After our arrival, Dave and Santa walked us around the city centre of Riga pointing our various highlights of the city. Riga is about 800 years old with amazing pre-Soviet architecture, parks, cobble-stoned streets, and is very clean. We were surprised to see lots of 'super model'-type women walking about the city centre in high heels. These were not the stereotypical eastern European women, but I didn't quite understand why they were walking on cobblestone streets in high heels. After having a drink at a high-rise bar that had an amazing view of the city, we soon found out why all the women were wearing high heels: apparently there is an annual race of the young workers (mostly females) around the streets of Riga and the women must wear high heels. I'm not sure what the point of this is, but we managed to see it and take some pictures. I hope no one twisted an ankle. We had dinner at a great Japanese place and hung out at their place that night. Friday we slept in, had some yummy pastries, walked around the city, went to the occupation museum, and then to this huge traditional Latvian resturaunt for dinner. After dinner, while Dave was at a previous engagement, Santa took us to a wine studio that just opened down the street from their apartment. It was a very cool place with good wine and appetizers. Dave joined us later and we had a great time chatting about how Santa and her friend, who was with us, had grown up under the Soviet occupation and how different things were now. On our third day in Latvia we went to a resort town on the coast of the Baltic Sea where we walked around and hung out on the beach. That night we asked Dave and Santa what was their favorite resturaunt and took them out to dinner there. We went to this great Indian place that had, not only great food, but great atmosphere. For our final day in Latvia, we took a drive into the countryside and stopped at: the YWAM camp, a town that is trying to maintain it's historic atmosphere and is used to shoot old Soviet and German-era movies, Europe's widest waterfall, and lastly we went to Santa's parent's apartment on the coast and her mom cooked a traditional Latvian meal for us .

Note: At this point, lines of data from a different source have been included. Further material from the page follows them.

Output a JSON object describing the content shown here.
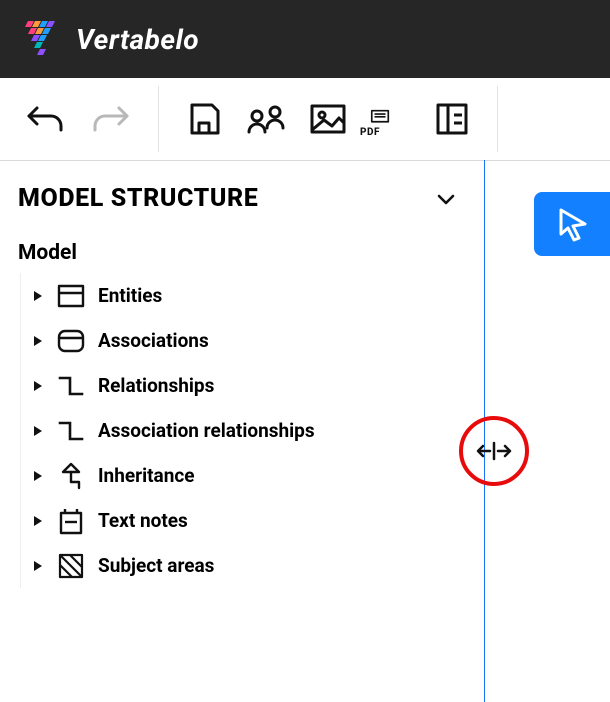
{
  "brand": {
    "name": "Vertabelo"
  },
  "toolbar": {
    "undo_label": "Undo",
    "redo_label": "Redo",
    "save_label": "Save",
    "share_label": "Share",
    "image_label": "Export image",
    "pdf_small_label": "PDF",
    "layout_label": "Layout"
  },
  "panel": {
    "title": "MODEL STRUCTURE",
    "root_label": "Model"
  },
  "tree": {
    "items": [
      {
        "label": "Entities"
      },
      {
        "label": "Associations"
      },
      {
        "label": "Relationships"
      },
      {
        "label": "Association relationships"
      },
      {
        "label": "Inheritance"
      },
      {
        "label": "Text notes"
      },
      {
        "label": "Subject areas"
      }
    ]
  },
  "tools": {
    "cursor_label": "Select"
  },
  "annotation": {
    "resize_hint": "Drag to resize panel"
  }
}
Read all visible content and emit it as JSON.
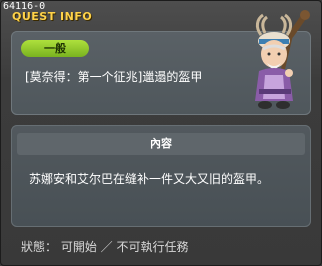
{
  "window": {
    "id": "64116-0",
    "title": "QUEST INFO"
  },
  "quest": {
    "category_badge": "一般",
    "name": "[莫奈得：第一个征兆]邋遢的盔甲",
    "npc_icon": "elderly-npc-portrait"
  },
  "content": {
    "header": "內容",
    "description": "苏娜安和艾尔巴在缝补一件又大又旧的盔甲。"
  },
  "status": {
    "text": "狀態： 可開始 ／ 不可執行任務"
  },
  "colors": {
    "title_accent": "#ffd34a",
    "badge_green": "#8cc62a"
  }
}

The following day we left Latvia for London by air and had about five hours to kill before our train left for Sheffield. During those five hours we went to the British Museum and saw the Egypt, Assyrian, Greek, and Roman galleries. The Holy Land gallery was closed, unfortuneatly; but I was able to see the Rosetta Stone and the black obelisk of Shalmanasser, which talks about and depicts King Jehu of Israel bowing before the Assyrian king. I was so happy to finally see these artifacts I've studied about for so long.
We had such a wonderful time in Lativa and highly recommend Riga as a vacation / holiday destination. We learned from an American friend at the end of our travels that Riga is considered the Paris of the North. I'm not sure I would put it in the same category as Paris, but it is a beautiful hidden gem.